I used a board with quite a rough ground, prepared many years ago by Frances’ great uncle, the artist Guy Worsdell, who had a studio at St Ives and whose paintings and woodcuts (though not often landscapes) are drenched in that light. I like to think that some of it comes through my overlaid marks.

Maureen Duffy has said of The Principle of Camouflage:

A true work of the imagination, transporting Prospero’s isle, and us, to wartime Britain on a shining wave of sea images.

and this vivid imagery has inspired several other works of mine, including a small group of elephants (artist’s books made from a single sheet of handmade paper, painted, torn and folded into a sequence of pages). Sometimes the setting of the text seems like a form of performance – a way of inhabiting the text in the moment, not unlike reading it aloud, in the way it concentrates the mind on the form and flow of the words while making the marks. I will be showing some of these books in Watermarkmy next exhibition, at the Ice House Gallery in Holland Park during May (I’ll be adding full details here soon) and meanwhile I’ll give you a preview of one of the books, called Storm.

Before tearing and folding, the sheet looked like this:

And after, like this:

I’ll be adding details about Watermark next month.
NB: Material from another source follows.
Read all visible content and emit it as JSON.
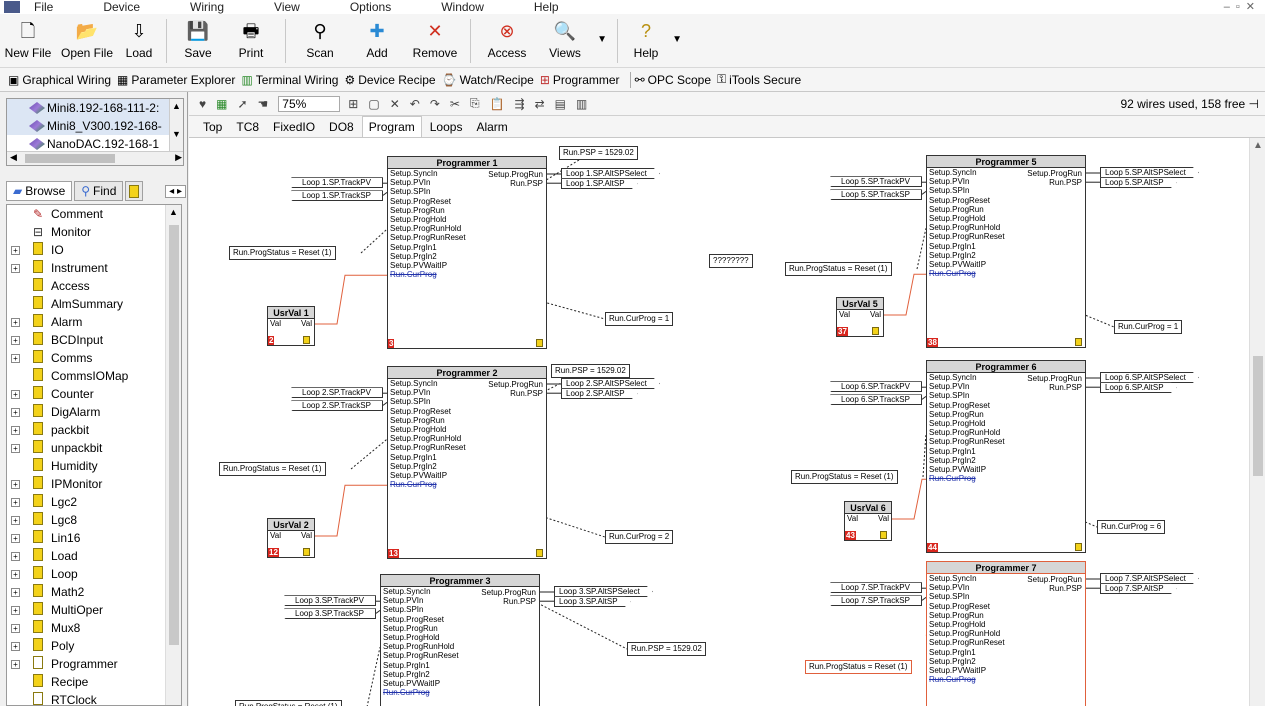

Meanwhile, if you’d like more information about any of my work, please leave me a comment in the box below, or click on contact details for other ways to get in touch.